Finally, where the Sequana judgment is likely to be less relevant in Guernsey is in the context of company dividends. Unlike the position under the UK Companies Act which as noted above allows a dividend to be paid from profits available on a balance sheet basis, in Guernsey a company can only declare a dividend if immediately after the payment of the dividend it can satisfy the statutory solvency test at section 527 of the GCL, namely it is able to pay its debts as they become due and the value of its assets is greater than the value of its liabilities.
The Companies (Jersey) Law 1991 ("CJL") deals with Duties of Directors at Article 74 and requires them to "act honestly and in good faith with a view to the best interests of the company; and [to] exercise the care, diligence and skill that a reasonably prudent person would exercise in comparable circumstances". The CJL though is not a codifying law so the pre-existing customary law position remains and supplements the CJL. Whilst West Mercia has once been mentioned in a Jersey case, that was in a very limited cost hearing context and nothing can be drawn from that one instance. That notwithstanding, the position adopted by most Jersey Advocates would be one where the Creditor Duty was said to exist and our experience is that the Creditor Duty is frequently put to, and accepted by, the Court albeit in the absence of current authority to evidence this. Sequana is therefore very useful in reinforcing this point because the Courts in Jersey, in a matter such as this, will regard decisions of the UK Supreme Court as highly persuasive.
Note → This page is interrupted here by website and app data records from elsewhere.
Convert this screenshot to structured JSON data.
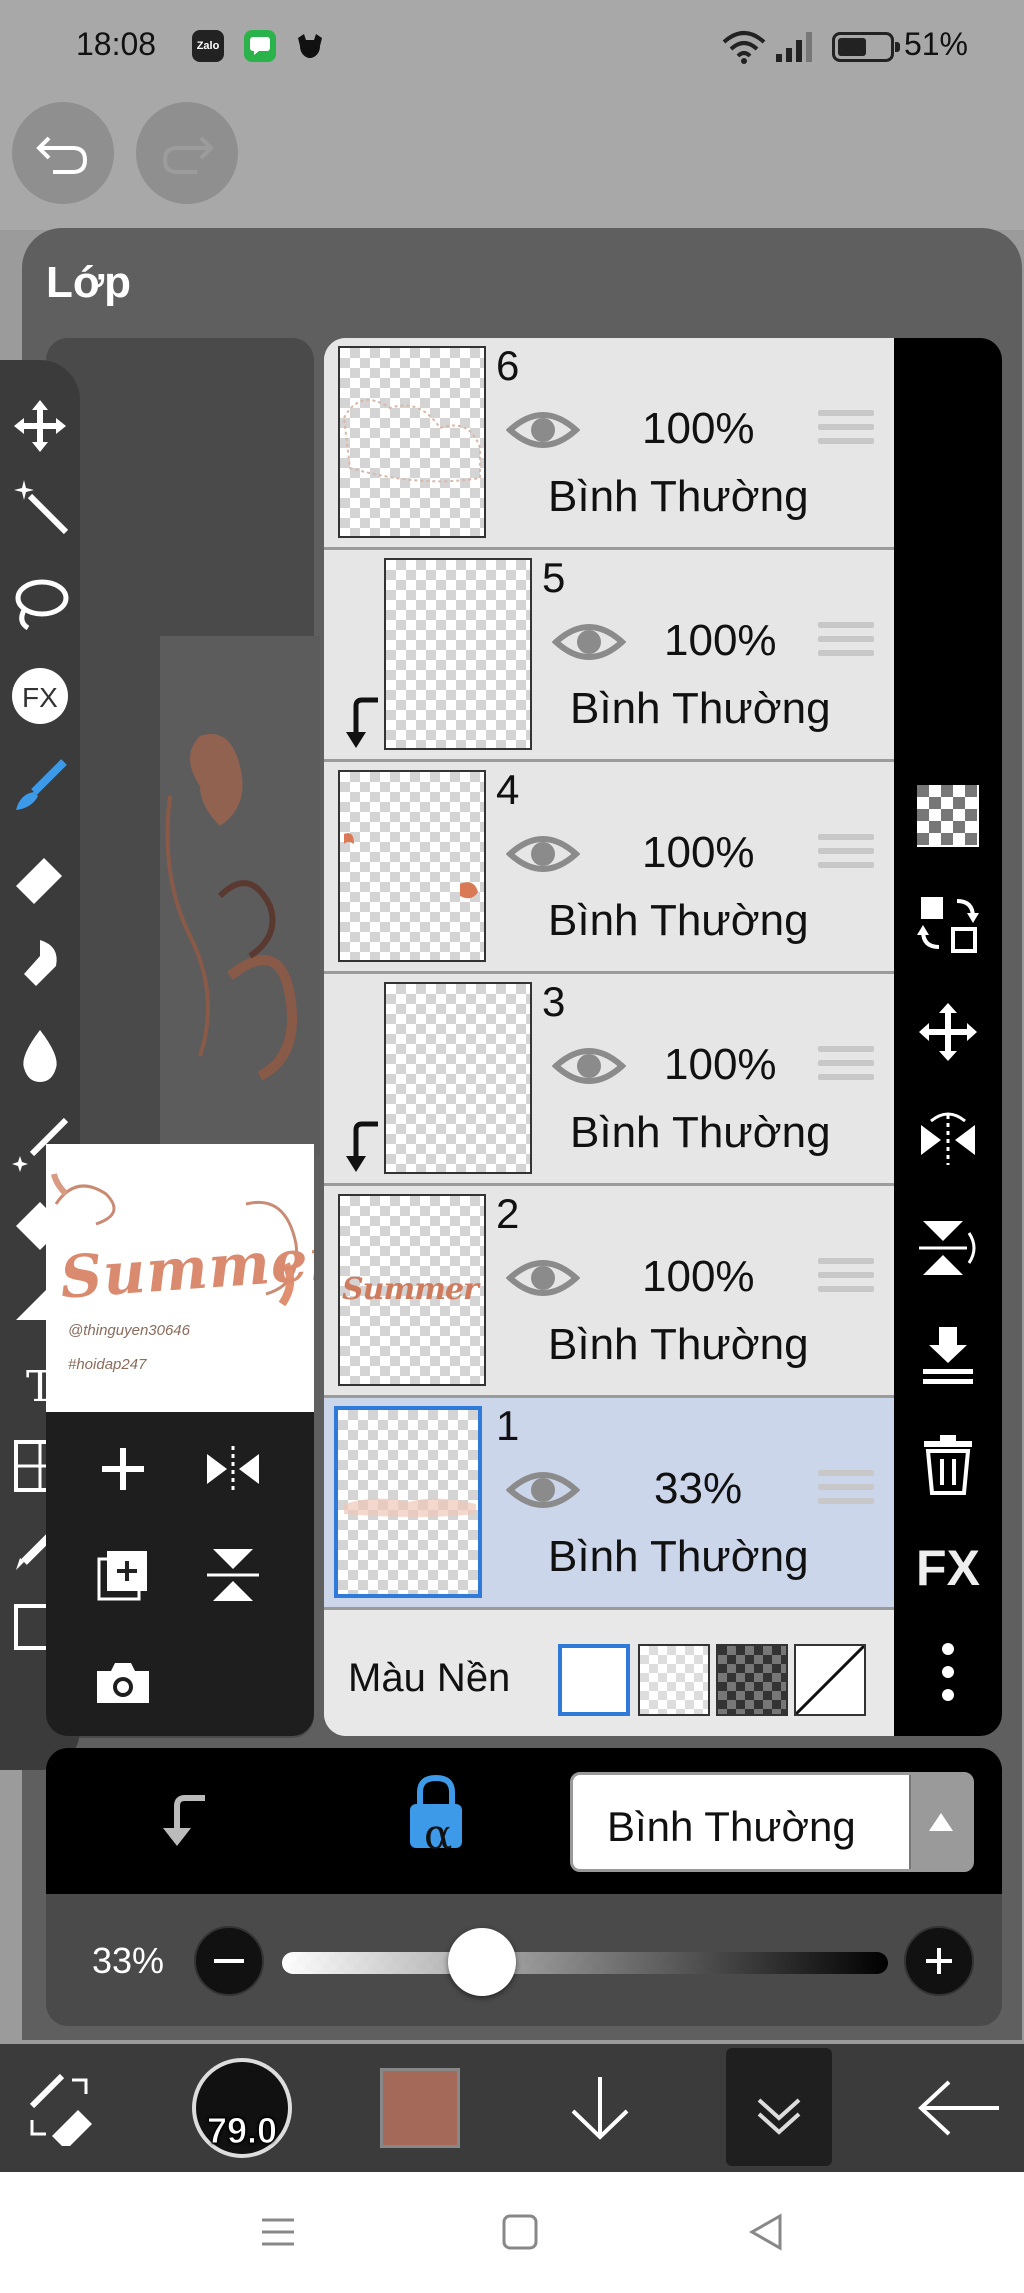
{
  "status": {
    "time": "18:08",
    "apps": [
      "Zalo",
      "msg",
      "pet"
    ],
    "battery": "51%"
  },
  "panel": {
    "title": "Lớp"
  },
  "preview": {
    "thumb_title": "Summer",
    "thumb_line1": "@thinguyen30646",
    "thumb_line2": "#hoidap247"
  },
  "layers": [
    {
      "num": "6",
      "opacity": "100%",
      "blend": "Bình Thường",
      "clipped": false
    },
    {
      "num": "5",
      "opacity": "100%",
      "blend": "Bình Thường",
      "clipped": true
    },
    {
      "num": "4",
      "opacity": "100%",
      "blend": "Bình Thường",
      "clipped": false
    },
    {
      "num": "3",
      "opacity": "100%",
      "blend": "Bình Thường",
      "clipped": true
    },
    {
      "num": "2",
      "opacity": "100%",
      "blend": "Bình Thường",
      "clipped": false,
      "thumb_text": "Summer"
    },
    {
      "num": "1",
      "opacity": "33%",
      "blend": "Bình Thường",
      "clipped": false,
      "selected": true
    }
  ],
  "background": {
    "label": "Màu Nền",
    "swatches": [
      "white",
      "transparent-light",
      "transparent-dark",
      "none"
    ]
  },
  "right_rail": {
    "icons": [
      "checker-icon",
      "swap-icon",
      "move-icon",
      "flip-horizontal-icon",
      "flip-vertical-icon",
      "merge-down-icon",
      "trash-icon",
      "fx-icon",
      "more-icon"
    ],
    "fx_label": "FX"
  },
  "blend_bar": {
    "blend_mode": "Bình Thường",
    "alpha_lock_label": "α"
  },
  "opacity_bar": {
    "label": "33%",
    "value_percent": 33
  },
  "toolbar": {
    "brush_size": "79.0",
    "color": "#a5695a"
  },
  "left_tools": [
    "move-icon",
    "magic-wand-icon",
    "lasso-icon",
    "fx-icon",
    "brush-icon",
    "eraser-icon",
    "smudge-icon",
    "blur-icon",
    "sparkle-brush-icon",
    "fill-icon",
    "gradient-icon",
    "text-icon",
    "frame-icon",
    "pen-icon",
    "canvas-icon"
  ],
  "colors": {
    "accent_blue": "#2f7ad8",
    "selected_row": "#cbd6ea",
    "panel": "#5f5f5f"
  }
}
The points addressed in Sequana on dividends and shareholder ratification are less likely to be as important in Jersey as they will be elsewhere.
As a matter of Jersey law, insolvency is defined as "the inability to pay your debts as they fall due". A distribution under the CJL is an unlawful distribution unless the directors who are to authorize the distribution make a statement confirming that the company is (cash flow) solvent at the time of the distribution and further that it can continue to carry on its business and be (cash flow) solvent for a look forward period of 12 months.
Shareholder ratification of directors' acts is also possible under CJL but only where the appropriate resolutions are passed and where the company will be (cash flow) solvent after the time when the act or omission to be ratified occurs (ie if it is not solvent then the ratification fails in any event).